Notes: Located on the B6318 (Military Road) the site is open all year round. Extensive (pay) car parking facilities are available at the fort and it is well signposted from the A69.
WHAT IS THERE TO SEE?
The most complete remains of a Roman Fort in Britain with extensive remains of Barracks, Granaries, the perimeter wall/gatehouses, the Commanding Officers house, administrative centre and associated village remains. Housesteads is the highlight of the central sector of Hadrian’s Wall.
1. Two skeletons dating from the third century AD were discovered under one of the civilian buildings outside the south gate of Housesteads fort. The presence of these bodies is difficult to explain as Roman law prohibited burials within the settlement. It is possible they were murdered and secretly buried.
A large infantry fort set in the remote but picturesque Northumberland hills, Housesteads formed part of the Hadrianic frontier. Today it is the most complete of any Roman Fort in Britain and offers a unique insight into Roman military operations.
HISTORY OF HOUSESTEADS ROMAN FORT
One of the seventeen forts built on the line of Hadrian's Wall, Housesteads (known in Latin as Vercovicium - 'place of the effective fighters') was built due to an early change in the configuration of the frontier. When Emperor Hadrian decided to build the Wall, formerly starting a period of retrenchment for the Roman Empire, the frontier had already been established on the on the Tyne/Solway isthmus for many decades. The Stanegate military road, which marked this frontier, had been built in the AD 80s connecting Carlisle with Corbridge, the two major Roman settlements in northern England. Forts had been established along the length - including Vindolanda and Carvoran. Hadrian had decided to use the natural crags of the Whin Sill as the site for his Wall and the original plan was to continue to use the nearby Stanegate forts to house the garrisons. But early in the construction process this decision was reviewed - it was felt it restricted movement too much for any army that was at its best when mobile. Accordingly the garrisons were moved to new forts on the line of the Wall itself - Housesteads was one of these new installations.

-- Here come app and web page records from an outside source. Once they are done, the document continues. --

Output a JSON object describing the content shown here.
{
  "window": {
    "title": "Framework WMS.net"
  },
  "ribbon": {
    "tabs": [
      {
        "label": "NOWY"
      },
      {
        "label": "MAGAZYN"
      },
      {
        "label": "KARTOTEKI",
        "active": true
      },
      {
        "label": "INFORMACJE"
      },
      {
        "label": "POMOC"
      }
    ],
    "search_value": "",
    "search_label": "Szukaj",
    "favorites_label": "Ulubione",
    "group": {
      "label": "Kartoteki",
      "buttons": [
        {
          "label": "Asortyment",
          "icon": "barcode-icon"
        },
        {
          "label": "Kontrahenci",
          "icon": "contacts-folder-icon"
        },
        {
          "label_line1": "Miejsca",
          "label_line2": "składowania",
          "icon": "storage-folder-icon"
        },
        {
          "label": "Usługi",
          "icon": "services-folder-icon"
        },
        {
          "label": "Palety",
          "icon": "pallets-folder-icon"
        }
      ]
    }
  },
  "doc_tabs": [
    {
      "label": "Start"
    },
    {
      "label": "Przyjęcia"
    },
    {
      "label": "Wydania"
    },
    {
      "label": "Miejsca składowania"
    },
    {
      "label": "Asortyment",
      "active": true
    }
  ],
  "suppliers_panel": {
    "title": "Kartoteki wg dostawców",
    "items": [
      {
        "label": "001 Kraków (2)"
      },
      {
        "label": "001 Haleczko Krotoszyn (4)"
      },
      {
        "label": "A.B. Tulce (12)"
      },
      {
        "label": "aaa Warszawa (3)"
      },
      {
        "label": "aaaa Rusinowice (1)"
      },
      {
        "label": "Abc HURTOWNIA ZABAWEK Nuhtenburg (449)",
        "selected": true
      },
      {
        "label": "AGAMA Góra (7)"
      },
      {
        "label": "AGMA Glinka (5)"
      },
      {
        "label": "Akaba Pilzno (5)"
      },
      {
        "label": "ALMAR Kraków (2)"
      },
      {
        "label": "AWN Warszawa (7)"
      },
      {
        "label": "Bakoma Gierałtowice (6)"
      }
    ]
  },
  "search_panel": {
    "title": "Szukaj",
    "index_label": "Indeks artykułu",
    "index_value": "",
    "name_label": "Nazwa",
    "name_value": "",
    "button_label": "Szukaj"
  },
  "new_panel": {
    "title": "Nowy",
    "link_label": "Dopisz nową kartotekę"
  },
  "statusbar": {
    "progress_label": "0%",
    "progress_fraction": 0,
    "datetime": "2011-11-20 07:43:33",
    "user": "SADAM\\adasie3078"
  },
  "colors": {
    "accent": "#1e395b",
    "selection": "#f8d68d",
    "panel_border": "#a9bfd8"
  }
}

Construction of the Wall had already started when the decision was made to build Housesteads. This can be seen from the fact the outpost was built over a turret (number 36B) that was now superfluous and accordingly demolished. Likewise a nearby Milecastle (37) was left unfinished as it was no longer needed given the proximity of the fort.
Housesteads was built to the normal 'playing card' shape with a Headquarters in the centre surrounded by barracks, the Commanding Officer's house, granaries and a hospital. The fort housed an Auxiliary infantry garrison of around 800 men and was configured with just one exit to the north of the Wall. These soldiers weren’t Legionaries - they were warriors recruited from tribes throughout the Roman Empire who, after 25 years service, would be awarded with Roman citizenship. The first unit to be garrisoned there seems to have been the First Cohort of Tungrians (cohors I Tungrorum milliaria peditata) who were recruited from the area occupied by modern day Belgium. In AD 138, when the Romans abandoned Hadrian’s Wall and advanced the frontier north to the Antonine Wall in central Scotland, the Tungrians were re-assigned to Castlecary whilst a detachment of soldiers from the Second Augustan Legion (Legio II Augusta) were stationed at Housesteads. By AD 160 the Tungrians were back at Housesteads and the frontier restored to Hadrian's Wall.
Little is known of how and when the Romans abandoned Housesteads. Once connections with Rome were severed early in the fifth century it is likely the population withered quickly its remote location making it unsuitable for supporting large settlements. By the Tudor period the area and the fort were being used as a secure compound against raids from Border Reivers; thieves that plagued the remote areas of Cumbria, Northumberland and the Scottish Borders. It remained isolated until the military commenced a road construction programme in the eighteenth century following the Jacobite rebellions.